The offense for the Seattle Seahawks was at its best in 2015 when they relied more on Russell Wilson, and less on the running game. Perhaps it is time to completely unchain Wilson and Seattle’s offense.
We’ve heard all the hate-filled rhetoric before. “Russell Wilson is just a game manager.” “He only good because of the running game.” “If he was as good as Seattle Seahawks fan think, they’d let him throw it more.”
Yawn. Haters gonna hate I guess, but those comments are at least becoming less frequent. Truth is though that I was still a bit shocked when this rolled across my Twitter timeline not all that long ago:
You mean that Seattle’s offense got BETTER when Wilson threw it more? *GASP!* This is my shocked face!
In all seriousness though, while Frank’s comment mas merit, it isn’t completely accurate. Marshawn Lynch will always be BeastMode, but he wasn’t the same caliber of player in 2015 as he had been the previous 3-plus seasons.
Thomas Rawls was the best RB on the roster season. That much isn’t up for debate. Both the stats and the game tape make that very clear.
|Primary RB||Games||Yards per game||Points per game|
Seattle’s offense performed at its best when Rawls got the majority of the carries. Best RB = Best results for the offense. The math isn’t difficult here.
At the same time, it is also true that the emphasis of Seattle’s offense changed when Lynch got hurt. They threw more on first down, and overall relied more on Wilson’s arm than they had previously.
Putting the ball in Wilson’s hands more lead to an improvement in the overall performance of the offense. Teams were forced to defense more of the field. Everyone, including the running game, had more space with which to work.
It will be interesting to see how the offense continues to evolve next season. Will Seattle return to their ground and pound ways, or will they open things up more to take advantage of Wilson’s talent as a passer?
Tyler Lockett will be even better with another year under his belt. Baldwin and Kearse will be back. Paul Richardson is finally healthy again. There is a host of young talent behind that foursome just waiting for their chance.
The Seahawks have the talent at receiver that they’ve lacked in years past. They have a proven quarterback, and data that tells us that the team is better when Wilson throws it more.

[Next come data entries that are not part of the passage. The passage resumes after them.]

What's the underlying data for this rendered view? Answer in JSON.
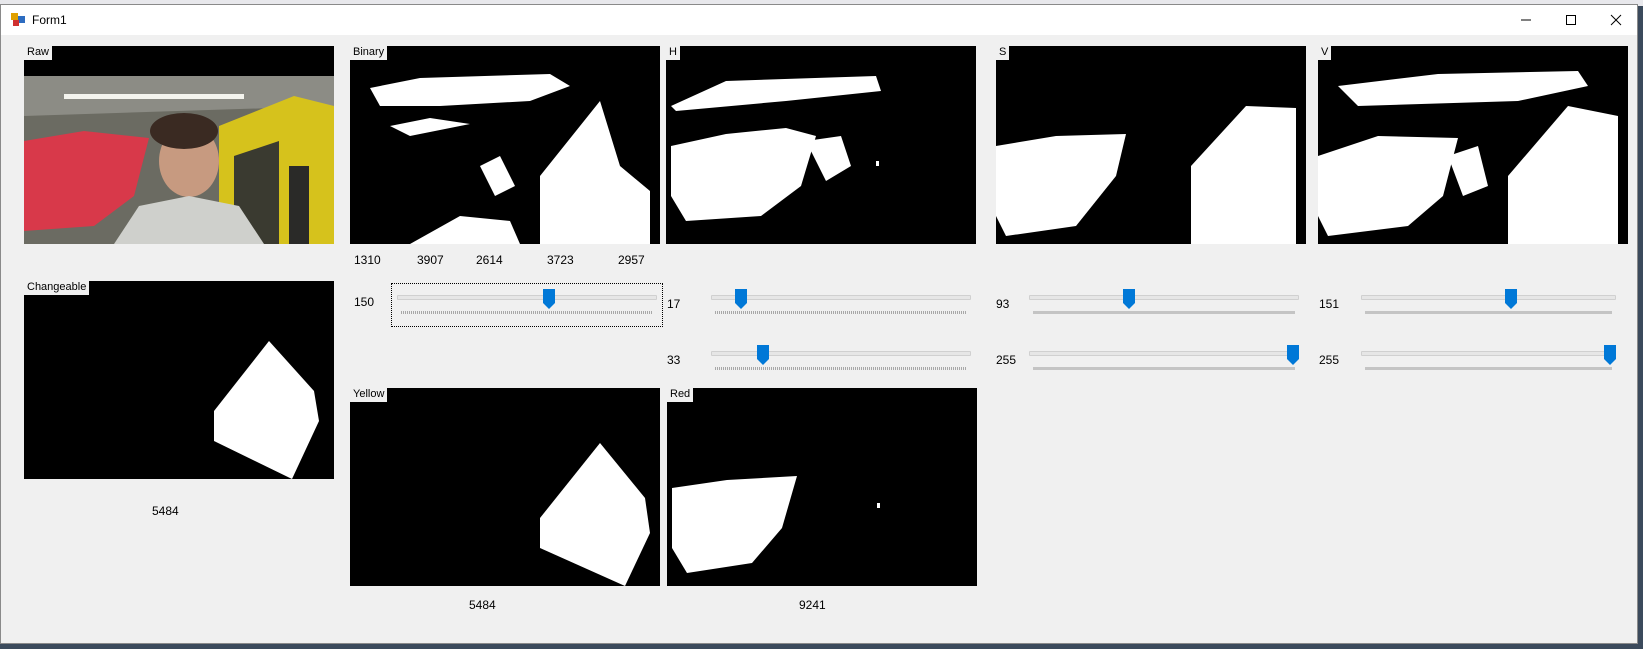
{
  "window": {
    "title": "Form1"
  },
  "panels": {
    "raw": {
      "label": "Raw"
    },
    "binary": {
      "label": "Binary"
    },
    "h": {
      "label": "H"
    },
    "s": {
      "label": "S"
    },
    "v": {
      "label": "V"
    },
    "changeable": {
      "label": "Changeable"
    },
    "yellow": {
      "label": "Yellow"
    },
    "red": {
      "label": "Red"
    }
  },
  "binary_counts": [
    "1310",
    "3907",
    "2614",
    "3723",
    "2957"
  ],
  "changeable_count": "5484",
  "yellow_count": "5484",
  "red_count": "9241",
  "trackbars": {
    "binary_threshold": {
      "label": "150",
      "value": 150,
      "max": 255
    },
    "h_low": {
      "label": "17",
      "value": 17,
      "max": 179
    },
    "h_high": {
      "label": "33",
      "value": 33,
      "max": 179
    },
    "s_low": {
      "label": "93",
      "value": 93,
      "max": 255
    },
    "s_high": {
      "label": "255",
      "value": 255,
      "max": 255
    },
    "v_low": {
      "label": "151",
      "value": 151,
      "max": 255
    },
    "v_high": {
      "label": "255",
      "value": 255,
      "max": 255
    }
  },
  "colors": {
    "accent": "#0078d7",
    "background": "#f0f0f0"
  }
}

While it it tough to imagine Pete Carroll allowing the Seahawks to become a pass-happy team, it should would be fun to see what Wilson could do with 40-plus pass attempts per game.